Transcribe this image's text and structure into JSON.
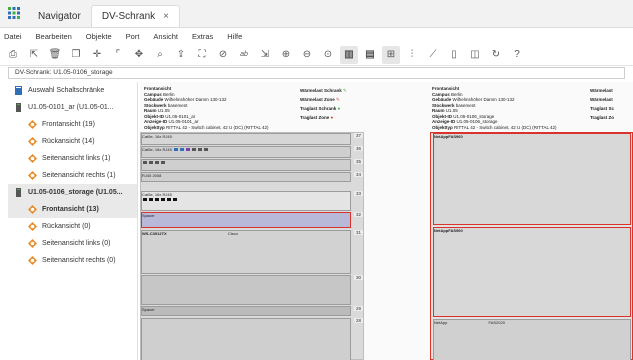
{
  "window": {
    "tabs": [
      {
        "label": "Navigator"
      },
      {
        "label": "DV-Schrank",
        "close": "×"
      }
    ]
  },
  "menu": [
    "Datei",
    "Bearbeiten",
    "Objekte",
    "Port",
    "Ansicht",
    "Extras",
    "Hilfe"
  ],
  "toolbar_icons": [
    "print-icon",
    "export-icon",
    "delete-icon",
    "copy-icon",
    "move-icon",
    "select-icon",
    "pan-icon",
    "search-device-icon",
    "upload-icon",
    "network-icon",
    "link-icon",
    "text-icon",
    "measure-icon",
    "zoom-in-icon",
    "zoom-out-icon",
    "zoom-fit-icon",
    "front-view-icon",
    "rear-view-icon",
    "grid-icon",
    "align-icon",
    "connect-icon",
    "clipboard-icon",
    "layers-icon",
    "refresh-icon",
    "help-icon"
  ],
  "breadcrumb": "DV-Schrank: U1.05-0106_storage",
  "sidebar": {
    "items": [
      {
        "label": "Auswahl Schaltschränke",
        "level": 0
      },
      {
        "label": "U1.05-0101_ar (U1.05-01...",
        "level": 0
      },
      {
        "label": "Frontansicht (19)",
        "level": 1
      },
      {
        "label": "Rückansicht (14)",
        "level": 1
      },
      {
        "label": "Seitenansicht links (1)",
        "level": 1
      },
      {
        "label": "Seitenansicht rechts (1)",
        "level": 1
      },
      {
        "label": "U1.05-0106_storage (U1.05...",
        "level": 0,
        "selected": true
      },
      {
        "label": "Frontansicht (13)",
        "level": 1,
        "selected": true
      },
      {
        "label": "Rückansicht (0)",
        "level": 1
      },
      {
        "label": "Seitenansicht links (0)",
        "level": 1
      },
      {
        "label": "Seitenansicht rechts (0)",
        "level": 1
      }
    ]
  },
  "left_rack": {
    "header": "Frontansicht",
    "info": [
      [
        "Campus",
        "Berlin"
      ],
      [
        "Gebäude",
        "Wilhelmshöher Damm 130-132"
      ],
      [
        "Stockwerk",
        "basement"
      ],
      [
        "Raum",
        "U1.05"
      ],
      [
        "Objekt-ID",
        "U1.05-0101_ar"
      ],
      [
        "Anzeige-ID",
        "U1.05-0101_ar"
      ],
      [
        "Objekttyp",
        "RITTAL 42 - Switch cabinet, 42 U (DC) (RITTAL 42)"
      ]
    ],
    "legend": [
      "Wärmelast Schrank",
      "Wärmelast Zone",
      "Traglast Schrank",
      "Traglast Zone"
    ],
    "units": [
      "37",
      "36",
      "35",
      "34",
      "33",
      "32",
      "31",
      "30",
      "29",
      "28",
      "27",
      "26"
    ],
    "devices": [
      "Cat5e, 16x RJ45",
      "Cat5e, 16x RJ45",
      "RJ45 2008",
      "Cat5e, 16x RJ45",
      "Spacer",
      "WS-C3912TX",
      "Cisco",
      "Spacer"
    ]
  },
  "right_rack": {
    "header": "Frontansicht",
    "info": [
      [
        "Campus",
        "Berlin"
      ],
      [
        "Gebäude",
        "Wilhelmshöher Damm 130-132"
      ],
      [
        "Stockwerk",
        "basement"
      ],
      [
        "Raum",
        "U1.05"
      ],
      [
        "Objekt-ID",
        "U1.05-0106_storage"
      ],
      [
        "Anzeige-ID",
        "U1.05-0106_storage"
      ],
      [
        "Objekttyp",
        "RITTAL 42 - Switch cabinet, 42 U (DC) (RITTAL 42)"
      ]
    ],
    "legend": [
      "Wärmelast",
      "Wärmelast",
      "Traglast Sc",
      "Traglast Zo"
    ],
    "devices": [
      "NetAppFAS960",
      "NetAppFAS960",
      "NetApp",
      "FAS2020"
    ]
  },
  "colors": {
    "accent": "#2e6fb7",
    "selection": "#e9e9e9",
    "rack": "#dadada",
    "green": "#3cb043",
    "red": "#d9332b"
  }
}
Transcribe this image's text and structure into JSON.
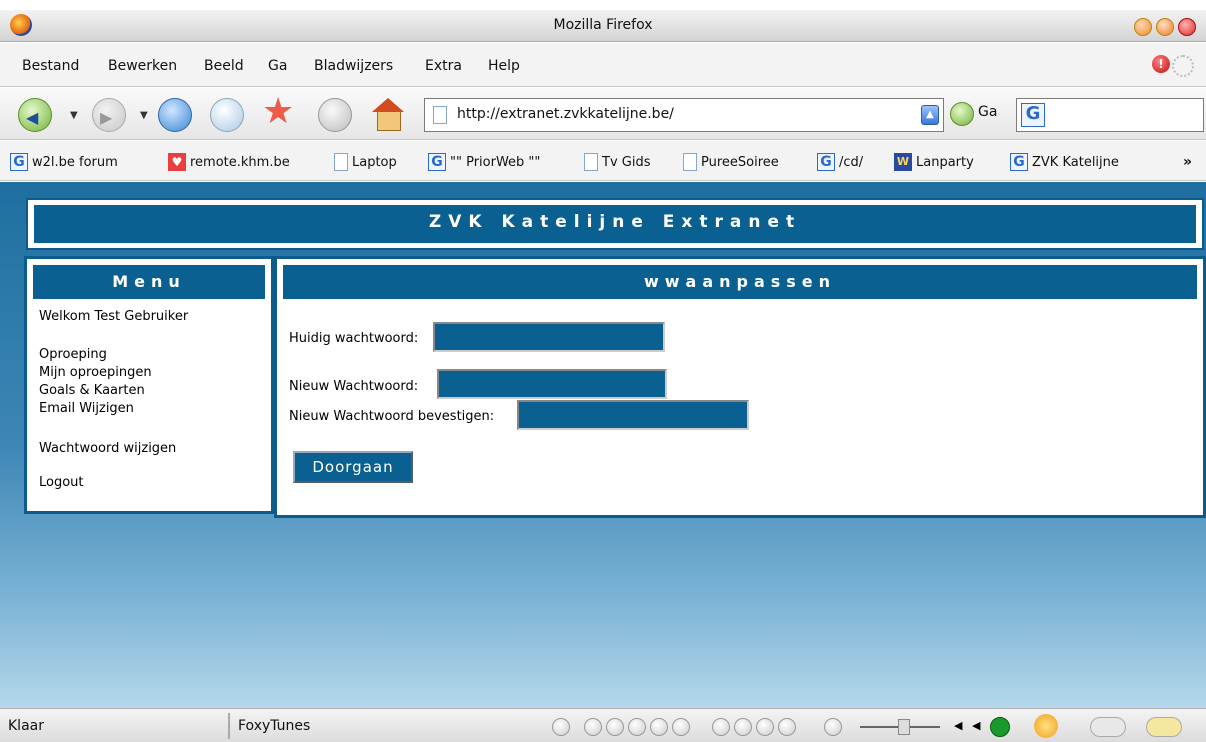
{
  "window": {
    "title": "Mozilla Firefox"
  },
  "menubar": [
    "Bestand",
    "Bewerken",
    "Beeld",
    "Ga",
    "Bladwijzers",
    "Extra",
    "Help"
  ],
  "navbar": {
    "url": "http://extranet.zvkkatelijne.be/",
    "go_label": "Ga"
  },
  "bookmarks": [
    {
      "label": "w2l.be forum",
      "icon": "google-icon"
    },
    {
      "label": "remote.khm.be",
      "icon": "red-icon"
    },
    {
      "label": "Laptop",
      "icon": "page-icon"
    },
    {
      "label": "\"\" PriorWeb \"\"",
      "icon": "google-icon"
    },
    {
      "label": "Tv Gids",
      "icon": "page-icon"
    },
    {
      "label": "PureeSoiree",
      "icon": "page-icon"
    },
    {
      "label": "/cd/",
      "icon": "google-icon"
    },
    {
      "label": "Lanparty",
      "icon": "w-icon"
    },
    {
      "label": "ZVK Katelijne",
      "icon": "google-icon"
    }
  ],
  "page": {
    "site_title": "ZVK Katelijne Extranet",
    "menu": {
      "title": "Menu",
      "welcome": "Welkom Test Gebruiker",
      "links": [
        "Oproeping",
        "Mijn oproepingen",
        "Goals & Kaarten",
        "Email Wijzigen",
        "Wachtwoord wijzigen",
        "Logout"
      ]
    },
    "form": {
      "title": "wwaanpassen",
      "current_label": "Huidig wachtwoord:",
      "new_label": "Nieuw Wachtwoord:",
      "confirm_label": "Nieuw Wachtwoord bevestigen:",
      "submit_label": "Doorgaan"
    }
  },
  "status": {
    "text": "Klaar",
    "foxytunes": "FoxyTunes"
  }
}
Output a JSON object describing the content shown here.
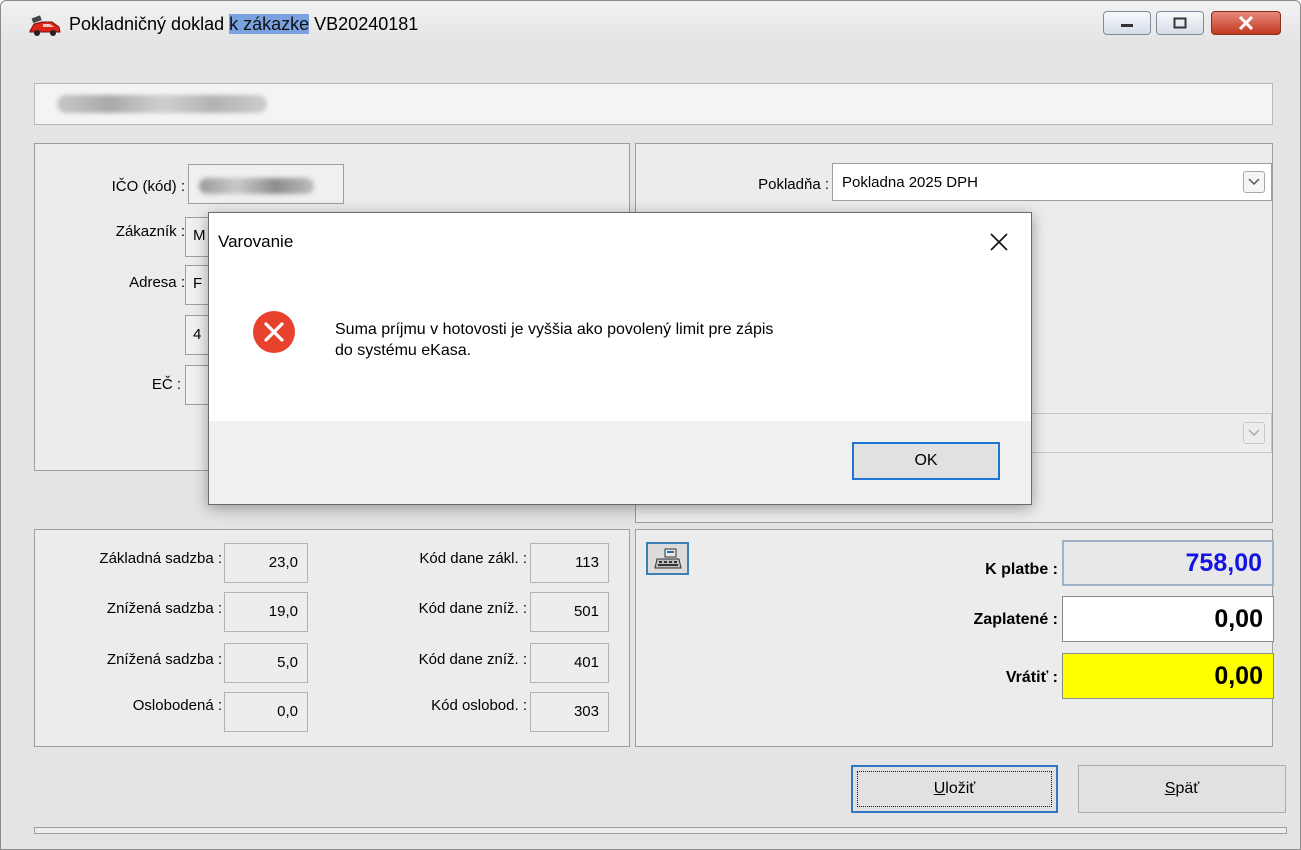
{
  "window": {
    "title_start": "Pokladničný doklad ",
    "title_highlight": "k zákazke",
    "title_end": " VB20240181"
  },
  "customer": {
    "ico_label": "IČO  (kód) :",
    "customer_label": "Zákazník :",
    "customer_value_prefix": "M",
    "address_label": "Adresa :",
    "address_value_prefix": "F",
    "address2_value_prefix": "4",
    "ec_label": "EČ :"
  },
  "cash_register": {
    "label": "Pokladňa :",
    "value": "Pokladna 2025 DPH"
  },
  "tax": {
    "rows": [
      {
        "rate_label": "Základná sadzba :",
        "rate_value": "23,0",
        "code_label": "Kód dane zákl. :",
        "code_value": "113"
      },
      {
        "rate_label": "Znížená sadzba :",
        "rate_value": "19,0",
        "code_label": "Kód dane zníž. :",
        "code_value": "501"
      },
      {
        "rate_label": "Znížená sadzba :",
        "rate_value": "5,0",
        "code_label": "Kód dane zníž. :",
        "code_value": "401"
      },
      {
        "rate_label": "Oslobodená  :",
        "rate_value": "0,0",
        "code_label": "Kód oslobod. :",
        "code_value": "303"
      }
    ]
  },
  "payment": {
    "due_label": "K platbe :",
    "due_value": "758,00",
    "paid_label": "Zaplatené :",
    "paid_value": "0,00",
    "change_label": "Vrátiť :",
    "change_value": "0,00",
    "colors": {
      "due_text": "#1414e6",
      "change_bg": "#ffff00"
    }
  },
  "buttons": {
    "save_label_u": "U",
    "save_label_rest": "ložiť",
    "back_label_u": "S",
    "back_label_rest": "päť"
  },
  "dialog": {
    "title": "Varovanie",
    "message_line1": "Suma príjmu v hotovosti je vyššia ako povolený limit pre zápis",
    "message_line2": "do systému eKasa.",
    "ok_label": "OK",
    "icon": "error-icon",
    "colors": {
      "error": "#e8412c"
    }
  }
}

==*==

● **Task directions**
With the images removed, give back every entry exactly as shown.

● **Output below**
Transcribe this image's text and structure into JSON.
{
  "window": {
    "tabs": [
      {
        "label": "Navigator"
      },
      {
        "label": "DV-Schrank",
        "close": "×"
      }
    ]
  },
  "menu": [
    "Datei",
    "Bearbeiten",
    "Objekte",
    "Port",
    "Ansicht",
    "Extras",
    "Hilfe"
  ],
  "toolbar_icons": [
    "print-icon",
    "export-icon",
    "delete-icon",
    "copy-icon",
    "move-icon",
    "select-icon",
    "pan-icon",
    "search-device-icon",
    "upload-icon",
    "network-icon",
    "link-icon",
    "text-icon",
    "measure-icon",
    "zoom-in-icon",
    "zoom-out-icon",
    "zoom-fit-icon",
    "front-view-icon",
    "rear-view-icon",
    "grid-icon",
    "align-icon",
    "connect-icon",
    "clipboard-icon",
    "layers-icon",
    "refresh-icon",
    "help-icon"
  ],
  "breadcrumb": "DV-Schrank: U1.05-0106_storage",
  "sidebar": {
    "items": [
      {
        "label": "Auswahl Schaltschränke",
        "level": 0
      },
      {
        "label": "U1.05-0101_ar (U1.05-01...",
        "level": 0
      },
      {
        "label": "Frontansicht (19)",
        "level": 1
      },
      {
        "label": "Rückansicht (14)",
        "level": 1
      },
      {
        "label": "Seitenansicht links (1)",
        "level": 1
      },
      {
        "label": "Seitenansicht rechts (1)",
        "level": 1
      },
      {
        "label": "U1.05-0106_storage (U1.05...",
        "level": 0,
        "selected": true
      },
      {
        "label": "Frontansicht (13)",
        "level": 1,
        "selected": true
      },
      {
        "label": "Rückansicht (0)",
        "level": 1
      },
      {
        "label": "Seitenansicht links (0)",
        "level": 1
      },
      {
        "label": "Seitenansicht rechts (0)",
        "level": 1
      }
    ]
  },
  "left_rack": {
    "header": "Frontansicht",
    "info": [
      [
        "Campus",
        "Berlin"
      ],
      [
        "Gebäude",
        "Wilhelmshöher Damm 130-132"
      ],
      [
        "Stockwerk",
        "basement"
      ],
      [
        "Raum",
        "U1.05"
      ],
      [
        "Objekt-ID",
        "U1.05-0101_ar"
      ],
      [
        "Anzeige-ID",
        "U1.05-0101_ar"
      ],
      [
        "Objekttyp",
        "RITTAL 42 - Switch cabinet, 42 U (DC) (RITTAL 42)"
      ]
    ],
    "legend": [
      "Wärmelast Schrank",
      "Wärmelast Zone",
      "Traglast Schrank",
      "Traglast Zone"
    ],
    "units": [
      "37",
      "36",
      "35",
      "34",
      "33",
      "32",
      "31",
      "30",
      "29",
      "28",
      "27",
      "26"
    ],
    "devices": [
      "Cat5e, 16x RJ45",
      "Cat5e, 16x RJ45",
      "RJ45 2008",
      "Cat5e, 16x RJ45",
      "Spacer",
      "WS-C3912TX",
      "Cisco",
      "Spacer"
    ]
  },
  "right_rack": {
    "header": "Frontansicht",
    "info": [
      [
        "Campus",
        "Berlin"
      ],
      [
        "Gebäude",
        "Wilhelmshöher Damm 130-132"
      ],
      [
        "Stockwerk",
        "basement"
      ],
      [
        "Raum",
        "U1.05"
      ],
      [
        "Objekt-ID",
        "U1.05-0106_storage"
      ],
      [
        "Anzeige-ID",
        "U1.05-0106_storage"
      ],
      [
        "Objekttyp",
        "RITTAL 42 - Switch cabinet, 42 U (DC) (RITTAL 42)"
      ]
    ],
    "legend": [
      "Wärmelast",
      "Wärmelast",
      "Traglast Sc",
      "Traglast Zo"
    ],
    "devices": [
      "NetAppFAS960",
      "NetAppFAS960",
      "NetApp",
      "FAS2020"
    ]
  },
  "colors": {
    "accent": "#2e6fb7",
    "selection": "#e9e9e9",
    "rack": "#dadada",
    "green": "#3cb043",
    "red": "#d9332b"
  }
}
Transcribe this image's text and structure into JSON.
{
  "window": {
    "title": "Mozilla Firefox"
  },
  "menubar": [
    "Bestand",
    "Bewerken",
    "Beeld",
    "Ga",
    "Bladwijzers",
    "Extra",
    "Help"
  ],
  "navbar": {
    "url": "http://extranet.zvkkatelijne.be/",
    "go_label": "Ga"
  },
  "bookmarks": [
    {
      "label": "w2l.be forum",
      "icon": "google-icon"
    },
    {
      "label": "remote.khm.be",
      "icon": "red-icon"
    },
    {
      "label": "Laptop",
      "icon": "page-icon"
    },
    {
      "label": "\"\" PriorWeb \"\"",
      "icon": "google-icon"
    },
    {
      "label": "Tv Gids",
      "icon": "page-icon"
    },
    {
      "label": "PureeSoiree",
      "icon": "page-icon"
    },
    {
      "label": "/cd/",
      "icon": "google-icon"
    },
    {
      "label": "Lanparty",
      "icon": "w-icon"
    },
    {
      "label": "ZVK Katelijne",
      "icon": "google-icon"
    }
  ],
  "page": {
    "site_title": "ZVK Katelijne Extranet",
    "menu": {
      "title": "Menu",
      "welcome": "Welkom Test Gebruiker",
      "links": [
        "Oproeping",
        "Mijn oproepingen",
        "Goals & Kaarten",
        "Email Wijzigen",
        "Wachtwoord wijzigen",
        "Logout"
      ]
    },
    "form": {
      "title": "wwaanpassen",
      "current_label": "Huidig wachtwoord:",
      "new_label": "Nieuw Wachtwoord:",
      "confirm_label": "Nieuw Wachtwoord bevestigen:",
      "submit_label": "Doorgaan"
    }
  },
  "status": {
    "text": "Klaar",
    "foxytunes": "FoxyTunes"
  }
}
Output a JSON object describing the content shown here.
{
  "window": {
    "title_start": "Pokladničný doklad ",
    "title_highlight": "k zákazke",
    "title_end": " VB20240181"
  },
  "customer": {
    "ico_label": "IČO  (kód) :",
    "customer_label": "Zákazník :",
    "customer_value_prefix": "M",
    "address_label": "Adresa :",
    "address_value_prefix": "F",
    "address2_value_prefix": "4",
    "ec_label": "EČ :"
  },
  "cash_register": {
    "label": "Pokladňa :",
    "value": "Pokladna 2025 DPH"
  },
  "tax": {
    "rows": [
      {
        "rate_label": "Základná sadzba :",
        "rate_value": "23,0",
        "code_label": "Kód dane zákl. :",
        "code_value": "113"
      },
      {
        "rate_label": "Znížená sadzba :",
        "rate_value": "19,0",
        "code_label": "Kód dane zníž. :",
        "code_value": "501"
      },
      {
        "rate_label": "Znížená sadzba :",
        "rate_value": "5,0",
        "code_label": "Kód dane zníž. :",
        "code_value": "401"
      },
      {
        "rate_label": "Oslobodená  :",
        "rate_value": "0,0",
        "code_label": "Kód oslobod. :",
        "code_value": "303"
      }
    ]
  },
  "payment": {
    "due_label": "K platbe :",
    "due_value": "758,00",
    "paid_label": "Zaplatené :",
    "paid_value": "0,00",
    "change_label": "Vrátiť :",
    "change_value": "0,00",
    "colors": {
      "due_text": "#1414e6",
      "change_bg": "#ffff00"
    }
  },
  "buttons": {
    "save_label_u": "U",
    "save_label_rest": "ložiť",
    "back_label_u": "S",
    "back_label_rest": "päť"
  },
  "dialog": {
    "title": "Varovanie",
    "message_line1": "Suma príjmu v hotovosti je vyššia ako povolený limit pre zápis",
    "message_line2": "do systému eKasa.",
    "ok_label": "OK",
    "icon": "error-icon",
    "colors": {
      "error": "#e8412c"
    }
  }
}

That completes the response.